*** Extracted material

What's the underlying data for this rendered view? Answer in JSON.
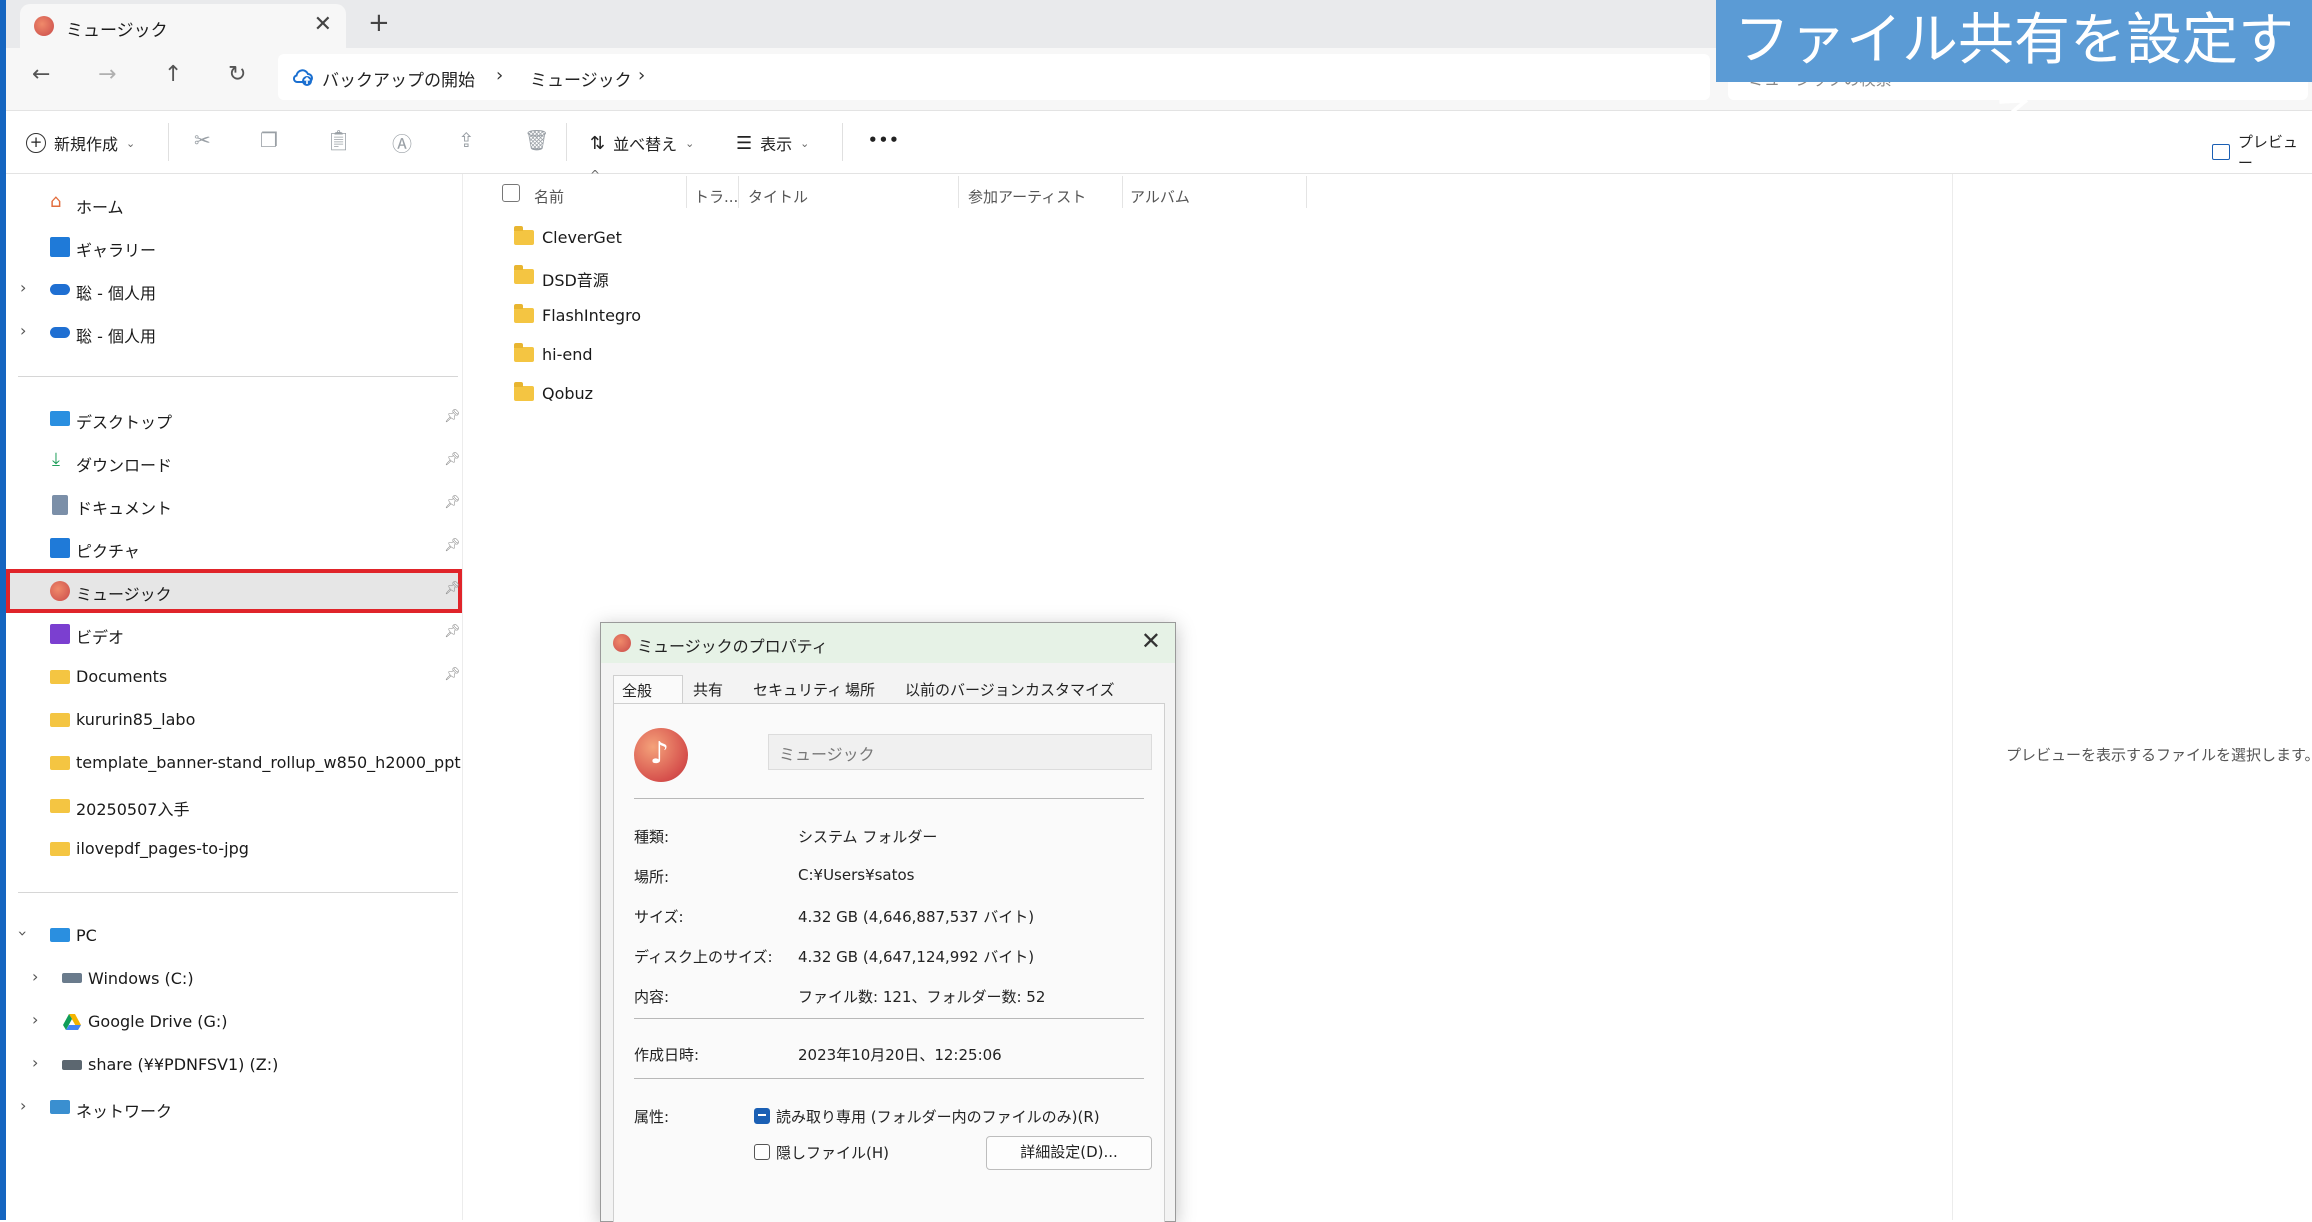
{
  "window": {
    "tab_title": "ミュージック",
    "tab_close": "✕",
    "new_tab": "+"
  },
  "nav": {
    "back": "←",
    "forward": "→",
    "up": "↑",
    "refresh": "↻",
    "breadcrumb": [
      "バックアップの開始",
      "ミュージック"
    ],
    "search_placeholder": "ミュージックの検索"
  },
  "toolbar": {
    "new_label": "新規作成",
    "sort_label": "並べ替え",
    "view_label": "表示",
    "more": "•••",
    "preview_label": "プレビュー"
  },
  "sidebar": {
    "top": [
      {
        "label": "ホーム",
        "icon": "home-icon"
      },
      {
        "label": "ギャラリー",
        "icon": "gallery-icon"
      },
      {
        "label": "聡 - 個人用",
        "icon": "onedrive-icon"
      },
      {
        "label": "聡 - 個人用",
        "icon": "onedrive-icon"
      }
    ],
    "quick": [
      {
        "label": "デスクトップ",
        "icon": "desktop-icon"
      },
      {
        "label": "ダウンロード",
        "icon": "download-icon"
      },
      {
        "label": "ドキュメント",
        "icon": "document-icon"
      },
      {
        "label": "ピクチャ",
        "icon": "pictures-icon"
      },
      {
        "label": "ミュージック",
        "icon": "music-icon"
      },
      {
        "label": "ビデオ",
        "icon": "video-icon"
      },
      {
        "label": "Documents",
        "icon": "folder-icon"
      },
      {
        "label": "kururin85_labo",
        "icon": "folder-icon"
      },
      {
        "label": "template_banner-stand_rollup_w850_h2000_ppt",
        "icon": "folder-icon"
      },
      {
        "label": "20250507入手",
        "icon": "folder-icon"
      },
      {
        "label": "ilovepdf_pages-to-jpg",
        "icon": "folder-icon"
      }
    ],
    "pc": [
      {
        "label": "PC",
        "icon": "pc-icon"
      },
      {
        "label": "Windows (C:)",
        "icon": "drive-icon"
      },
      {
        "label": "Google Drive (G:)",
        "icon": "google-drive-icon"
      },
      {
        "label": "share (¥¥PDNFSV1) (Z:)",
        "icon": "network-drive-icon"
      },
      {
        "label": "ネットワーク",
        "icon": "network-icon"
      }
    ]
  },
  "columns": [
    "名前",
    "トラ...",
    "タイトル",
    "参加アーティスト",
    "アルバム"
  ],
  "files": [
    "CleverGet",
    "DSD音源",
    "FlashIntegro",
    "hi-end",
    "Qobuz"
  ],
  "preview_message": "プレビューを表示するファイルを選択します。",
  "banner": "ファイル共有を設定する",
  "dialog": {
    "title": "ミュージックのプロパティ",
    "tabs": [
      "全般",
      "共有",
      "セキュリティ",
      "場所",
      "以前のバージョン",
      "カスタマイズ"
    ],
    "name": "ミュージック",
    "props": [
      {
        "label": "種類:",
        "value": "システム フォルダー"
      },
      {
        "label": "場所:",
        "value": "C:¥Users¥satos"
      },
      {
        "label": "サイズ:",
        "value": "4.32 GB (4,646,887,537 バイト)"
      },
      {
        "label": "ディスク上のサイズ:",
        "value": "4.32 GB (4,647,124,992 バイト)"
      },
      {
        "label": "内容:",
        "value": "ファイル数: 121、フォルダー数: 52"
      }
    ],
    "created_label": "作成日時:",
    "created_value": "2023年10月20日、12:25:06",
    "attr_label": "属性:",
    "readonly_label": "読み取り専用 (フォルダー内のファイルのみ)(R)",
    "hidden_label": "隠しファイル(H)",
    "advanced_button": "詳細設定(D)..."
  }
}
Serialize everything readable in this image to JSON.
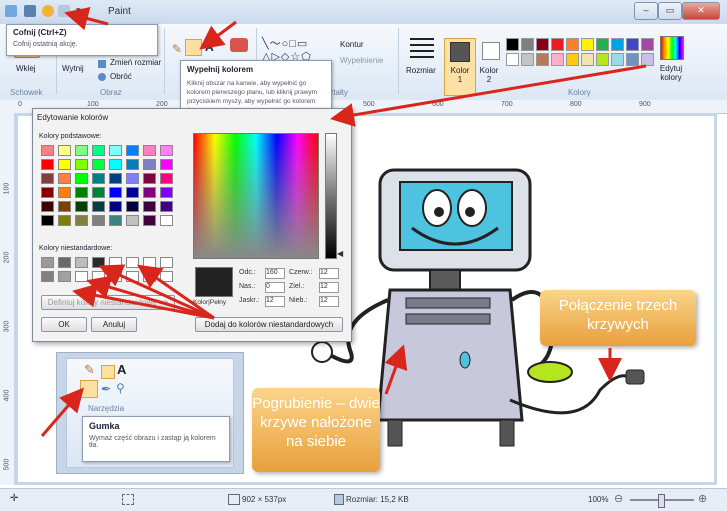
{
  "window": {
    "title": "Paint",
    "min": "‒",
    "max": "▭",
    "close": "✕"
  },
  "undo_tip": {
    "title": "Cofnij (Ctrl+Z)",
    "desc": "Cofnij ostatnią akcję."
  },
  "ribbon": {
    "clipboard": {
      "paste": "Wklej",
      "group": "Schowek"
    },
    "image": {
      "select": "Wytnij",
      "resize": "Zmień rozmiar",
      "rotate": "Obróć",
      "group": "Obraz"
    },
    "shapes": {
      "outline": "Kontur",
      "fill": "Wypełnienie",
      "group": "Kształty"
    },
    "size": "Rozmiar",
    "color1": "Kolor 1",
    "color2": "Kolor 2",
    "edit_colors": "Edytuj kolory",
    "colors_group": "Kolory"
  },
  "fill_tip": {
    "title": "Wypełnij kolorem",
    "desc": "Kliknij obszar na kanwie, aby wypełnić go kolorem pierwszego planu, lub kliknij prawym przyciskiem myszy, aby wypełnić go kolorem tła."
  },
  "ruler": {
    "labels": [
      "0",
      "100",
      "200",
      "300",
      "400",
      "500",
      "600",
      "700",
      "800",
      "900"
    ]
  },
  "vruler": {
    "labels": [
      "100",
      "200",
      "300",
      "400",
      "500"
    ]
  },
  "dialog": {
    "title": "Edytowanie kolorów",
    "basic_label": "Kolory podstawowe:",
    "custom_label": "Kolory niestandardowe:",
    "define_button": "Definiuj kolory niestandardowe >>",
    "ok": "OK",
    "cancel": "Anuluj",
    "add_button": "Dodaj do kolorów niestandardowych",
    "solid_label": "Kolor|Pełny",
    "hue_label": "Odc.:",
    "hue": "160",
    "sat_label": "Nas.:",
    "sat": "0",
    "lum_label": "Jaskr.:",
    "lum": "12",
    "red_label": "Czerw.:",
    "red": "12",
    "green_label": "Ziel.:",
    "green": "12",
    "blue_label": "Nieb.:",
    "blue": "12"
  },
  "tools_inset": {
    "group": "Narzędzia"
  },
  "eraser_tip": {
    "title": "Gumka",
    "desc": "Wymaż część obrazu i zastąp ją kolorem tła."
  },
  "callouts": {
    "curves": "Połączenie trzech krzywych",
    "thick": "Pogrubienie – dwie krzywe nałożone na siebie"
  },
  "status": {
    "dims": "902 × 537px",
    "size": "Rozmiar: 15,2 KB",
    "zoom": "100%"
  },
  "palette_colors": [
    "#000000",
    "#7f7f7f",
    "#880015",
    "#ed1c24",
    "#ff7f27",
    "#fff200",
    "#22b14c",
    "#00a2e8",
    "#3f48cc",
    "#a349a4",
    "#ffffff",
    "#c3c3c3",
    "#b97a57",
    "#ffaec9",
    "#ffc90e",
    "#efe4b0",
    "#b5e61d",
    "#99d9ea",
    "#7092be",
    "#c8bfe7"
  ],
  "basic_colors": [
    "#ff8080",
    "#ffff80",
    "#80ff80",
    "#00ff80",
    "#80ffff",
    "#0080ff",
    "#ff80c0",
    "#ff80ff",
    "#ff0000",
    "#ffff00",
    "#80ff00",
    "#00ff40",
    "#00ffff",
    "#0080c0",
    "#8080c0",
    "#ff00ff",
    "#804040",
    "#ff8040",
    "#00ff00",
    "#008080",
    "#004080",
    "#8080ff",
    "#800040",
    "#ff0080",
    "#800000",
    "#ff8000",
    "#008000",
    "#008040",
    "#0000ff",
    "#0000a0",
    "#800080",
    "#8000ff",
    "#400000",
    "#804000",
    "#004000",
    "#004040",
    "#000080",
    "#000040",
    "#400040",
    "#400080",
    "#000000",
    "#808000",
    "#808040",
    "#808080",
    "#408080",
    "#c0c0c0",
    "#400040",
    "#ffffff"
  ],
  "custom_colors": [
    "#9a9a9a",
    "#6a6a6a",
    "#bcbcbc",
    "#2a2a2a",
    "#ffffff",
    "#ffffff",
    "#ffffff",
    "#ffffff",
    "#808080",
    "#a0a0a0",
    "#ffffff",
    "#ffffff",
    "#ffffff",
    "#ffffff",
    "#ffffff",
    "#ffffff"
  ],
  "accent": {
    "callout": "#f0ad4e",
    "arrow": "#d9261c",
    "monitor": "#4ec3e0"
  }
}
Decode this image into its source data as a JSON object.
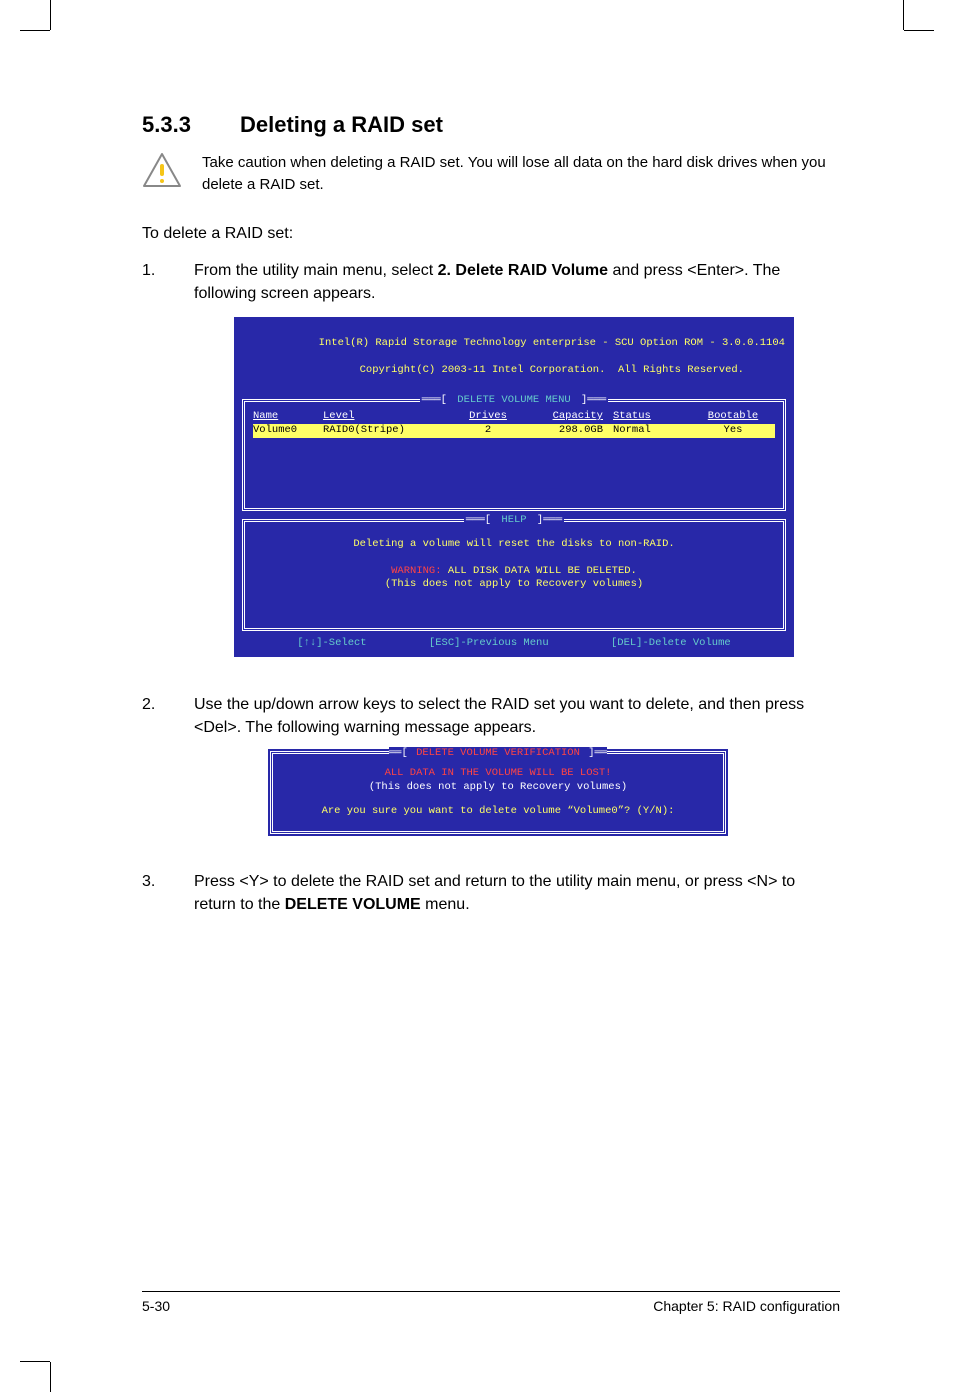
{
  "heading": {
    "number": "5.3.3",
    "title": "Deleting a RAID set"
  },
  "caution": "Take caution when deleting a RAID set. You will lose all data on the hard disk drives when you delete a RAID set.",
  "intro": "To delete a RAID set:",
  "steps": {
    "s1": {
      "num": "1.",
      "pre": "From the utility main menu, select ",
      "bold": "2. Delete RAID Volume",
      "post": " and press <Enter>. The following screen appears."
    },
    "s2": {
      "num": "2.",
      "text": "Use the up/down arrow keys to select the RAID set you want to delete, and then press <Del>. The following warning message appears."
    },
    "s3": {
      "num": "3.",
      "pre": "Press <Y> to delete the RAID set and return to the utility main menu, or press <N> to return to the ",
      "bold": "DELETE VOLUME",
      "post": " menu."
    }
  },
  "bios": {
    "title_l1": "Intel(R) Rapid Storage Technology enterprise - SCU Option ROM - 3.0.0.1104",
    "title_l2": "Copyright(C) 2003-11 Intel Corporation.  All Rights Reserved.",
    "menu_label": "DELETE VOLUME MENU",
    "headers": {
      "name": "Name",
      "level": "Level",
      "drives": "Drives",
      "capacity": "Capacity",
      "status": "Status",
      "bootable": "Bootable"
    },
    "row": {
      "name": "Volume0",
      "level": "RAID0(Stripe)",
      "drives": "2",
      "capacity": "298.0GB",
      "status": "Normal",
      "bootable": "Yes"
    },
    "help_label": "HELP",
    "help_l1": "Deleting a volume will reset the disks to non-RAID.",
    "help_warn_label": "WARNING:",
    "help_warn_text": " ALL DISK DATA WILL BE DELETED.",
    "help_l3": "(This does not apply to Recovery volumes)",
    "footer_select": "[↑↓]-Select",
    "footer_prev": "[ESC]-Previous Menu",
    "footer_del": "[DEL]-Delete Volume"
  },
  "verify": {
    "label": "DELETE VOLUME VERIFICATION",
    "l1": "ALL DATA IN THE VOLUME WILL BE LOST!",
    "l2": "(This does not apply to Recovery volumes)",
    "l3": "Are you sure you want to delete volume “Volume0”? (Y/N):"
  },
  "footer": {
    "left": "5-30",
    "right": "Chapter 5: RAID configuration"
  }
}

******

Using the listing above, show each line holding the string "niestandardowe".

    "custom_label": "Kolory niestandardowe:",
    "define_button": "Definiuj kolory niestandardowe >>",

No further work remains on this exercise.